After a nasty spat involving both companies slightly more than two years ago, Netflix, Inc. (NFLX) and Comcast Corporation (CMCSA) are now chill with each other. The latest evidence of their warm vibes is the announcement by Comcast that customers of its Xfinity service can watch Netflix for free during its Xfinity Watchathon Week between April 3 and April 9. To be sure, the online streaming service faces fierce competition for viewer eyeballs from TV industry veterans such as Twenty-First Century Fox, Inc. (FOX) and CBS Corporation (CBS), which are among the 50 networks participating in the Watchathon week. (See also: Who Are Netflix's Main Competitors?)
Still, Netflix's inclusion on the list is an achievement in itself when you consider that it accused Comcast of extortion in 2014 after the cable provider refused to pay extra charges as broadband fees. Nonetheless, as the relationship improved between the two companies, Comcast included Netflix on its set-top box last November. As part of that partnership, viewers could stream content from Netflix for free during a one-month trial period. Comcast has 22.3 million television customers and 23.3 internet customers. The Philadelphia-based company has reported solid profits from its broadband and internet services, even as its cable business has declined. (See also: Comcast Sees a Good 2017 Thanks to NBCUniversal.)
Recent conversion rates (or the rate at which trial customers convert to subscription services) for Netflix are not known. Back in 2011, Eric Wold, analyst at Merriman Capital, estimated that Netflix had a 93% conversion rate. Given that its content library has expanded and the service has premium content in the form of original programming, Netflix's conversion rate should have gone up, in all probability.

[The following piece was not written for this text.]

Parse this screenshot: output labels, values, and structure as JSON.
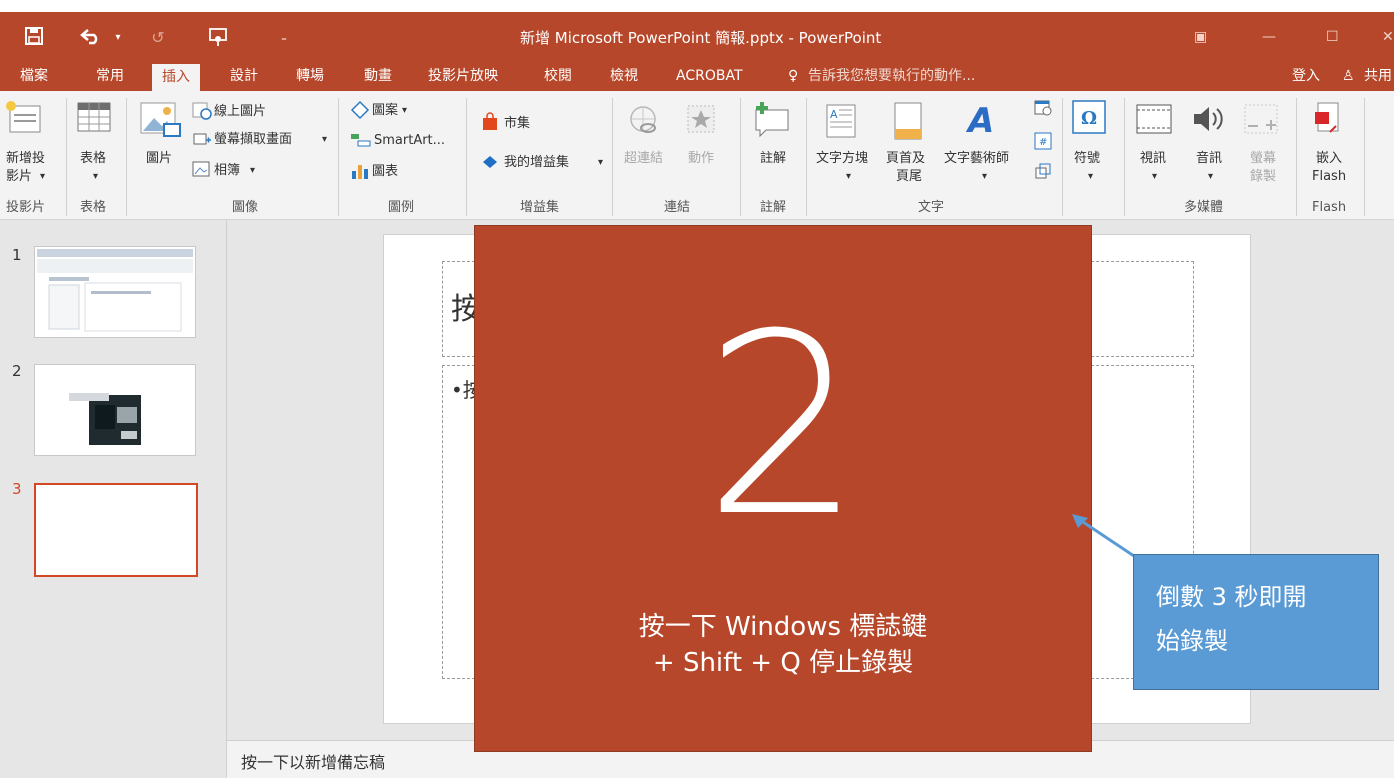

When Netflix's availability on Comcast's set-top boxes was announced last November, analysts estimated that it could result in the addition of 4 million to 5 million domestic subscribers. (See also: Netflix Stock Pops 5% on Comcast Set-Top Deal.)
During its third quarter earnings last year, Netflix reported a paltry increase of 0.37 million subscribers. However, the company's domestic subscriber count shot up by 1.93 million in its most recent quarter. When the Comcast integration was announced last November, Netflix CEO Reed Hastings made the case that the X1 service integration would make Netflix easier to use. "Our increase is the word-of mouth and all of these MVPD integrations help just like being integrated in smart televisions," he said. (See also: Why Netflix, Comcast Went From Enemies to Friends.)